Professor - Royal Institute of Technology (KTH)
We are at a watershed moment where our relationship to technology is about to undergo a dramatic and irreversible shift. With the rise of ubiquitous technology, data-driven design and the Internet of Things, our interactions and our interfaces with technology will look radically different in the years ahead, incorporating changes like full body interaction, shape-changing interfaces, wearables and movement tracking apps. These changes offer an enormous opportunity—indeed, a necessity—to reinvent the way we interact with the inanimate world. Once-familiar, everyday objects, from our phones to our vacuums, require novel interaction models – not just typing text on screens, but, increasingly, movement-based, bodily communication.

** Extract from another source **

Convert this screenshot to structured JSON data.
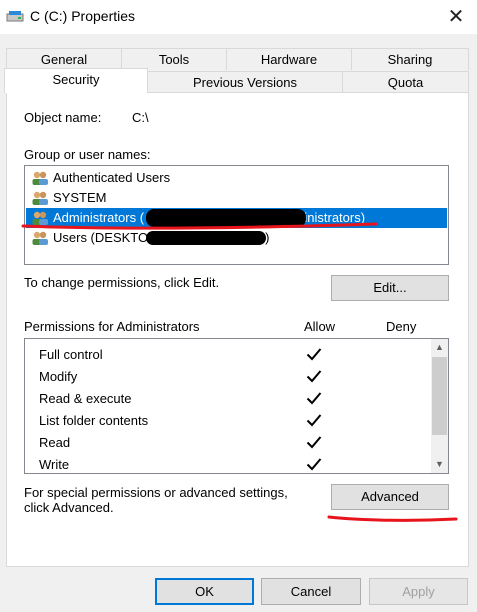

A qualitative shift is required in our design methods, from a predominantly symbolic, language-oriented design stance, to an experiential, felt, aesthetic stance permeating the whole design and use cycle.
I have been exploring one such design path: soma design —a process that allows designers to ‘examine’ and improve on connections between sensation, feeling, emotion, subjective understanding and values. Some design engages with bodily rhythms, touch, proprioception, bodily playfulness, but also with our values, meaning-making processes, emotions, ethics and ways of engaging with the world. Soma design also provides methods for orchestration of the ‘whole’, emptying the digital and physical materials of all their potential, thereby providing fertile grounds for meaning-making and engagement.
Kristina Höök is a full Professor in Interaction Design at Royal Institute of Technology (KTH), Stockholm Sweden. Her competence lies mainly in interaction design and user studies helping to form design. Lately, she has been working on designing with the body, a design inquiry into somatics and aesthetics.